The best way to find out if an application has any unvalidated redirects or forwards is to:
- Review the code for all uses of redirect or forward (called a transfer in .NET). For each use, identify if the target URL is included in any parameter values. If so, if the target URL isn’t validated against a whitelist, you are vulnerable.
- Also, spider the site to see if it generates any redirects (HTTP response codes 300-307, typically 302). Look at the parameters supplied prior to the redirect to see if they appear to be a target URL or a piece of such a URL. If so, change the URL target and observe whether the site redirects to the new target.
- If code is unavailable, check all parameters to see if they look like part of a redirect or forward URL destination and test those that do.
How to prevent

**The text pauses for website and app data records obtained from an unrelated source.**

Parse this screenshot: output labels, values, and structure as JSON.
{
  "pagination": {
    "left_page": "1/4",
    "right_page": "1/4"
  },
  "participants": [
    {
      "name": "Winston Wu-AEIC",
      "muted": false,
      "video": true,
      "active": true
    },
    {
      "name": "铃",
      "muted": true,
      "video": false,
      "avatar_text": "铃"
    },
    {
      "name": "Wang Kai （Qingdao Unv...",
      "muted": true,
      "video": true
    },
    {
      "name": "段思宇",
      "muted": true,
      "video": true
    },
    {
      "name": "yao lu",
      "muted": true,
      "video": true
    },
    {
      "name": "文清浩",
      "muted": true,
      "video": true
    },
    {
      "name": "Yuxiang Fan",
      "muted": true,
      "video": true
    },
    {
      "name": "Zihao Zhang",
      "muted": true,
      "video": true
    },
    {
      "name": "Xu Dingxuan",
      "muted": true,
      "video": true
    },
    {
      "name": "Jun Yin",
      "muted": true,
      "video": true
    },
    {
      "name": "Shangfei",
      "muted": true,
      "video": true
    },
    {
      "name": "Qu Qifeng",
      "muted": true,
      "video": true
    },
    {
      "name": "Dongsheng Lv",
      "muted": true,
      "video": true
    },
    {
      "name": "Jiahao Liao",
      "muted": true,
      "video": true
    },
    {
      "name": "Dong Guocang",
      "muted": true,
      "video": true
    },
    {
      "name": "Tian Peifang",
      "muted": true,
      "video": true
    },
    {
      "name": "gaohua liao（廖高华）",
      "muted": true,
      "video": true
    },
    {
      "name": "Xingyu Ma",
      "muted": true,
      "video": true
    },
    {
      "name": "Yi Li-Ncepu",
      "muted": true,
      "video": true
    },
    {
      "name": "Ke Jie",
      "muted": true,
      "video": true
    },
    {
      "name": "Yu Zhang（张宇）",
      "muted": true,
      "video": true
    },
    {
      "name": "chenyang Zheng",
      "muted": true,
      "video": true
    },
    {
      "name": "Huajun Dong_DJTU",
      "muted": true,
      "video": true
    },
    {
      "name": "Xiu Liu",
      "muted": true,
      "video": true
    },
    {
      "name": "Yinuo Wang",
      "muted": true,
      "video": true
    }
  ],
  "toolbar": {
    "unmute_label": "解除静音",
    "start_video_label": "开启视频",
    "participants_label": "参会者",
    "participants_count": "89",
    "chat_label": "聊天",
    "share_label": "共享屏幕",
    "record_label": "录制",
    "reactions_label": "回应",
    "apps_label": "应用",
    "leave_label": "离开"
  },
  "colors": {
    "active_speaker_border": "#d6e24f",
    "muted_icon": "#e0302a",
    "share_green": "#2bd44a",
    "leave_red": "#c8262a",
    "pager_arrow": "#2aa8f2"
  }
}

Safe use of redirects and forwards can be done in a number of ways:
- Simply avoid using redirects and forwards.
- If used, don’t involve user parameters in calculating the destination. This can usually be done.
- If destination parameters can’t be avoided, ensure that the supplied value is valid, and authorized for the user.
- It is recommended that any such destination parameters be a mapping value, rather than the actual URL or portion of the URL, and that server side code translate this mapping to the target URL.
- Applications can use ESAPI to override the sendRedirect() method to make sure all redirect destinations are safe.
- Avoiding such flaws is extremely important as they are a favorite target of phishers trying to gain the user’s trust.
Example Attack Scenarios
Scenario #1: The application has a page called “redirect.jsp” which takes a single parameter named “url”. The attacker crafts a malicious URL that redirects users to a malicious site that performs phishing and installs malware.
Scenario #2: The application uses forwards to route requests between different parts of the site. To facilitate this, some pages use a parameter to indicate where the user should be sent if a transaction is successful. In this case, the attacker crafts a URL that will pass the application’s access control check and then forwards the attacker to administrative functionality for which the attacker isn’t authorized.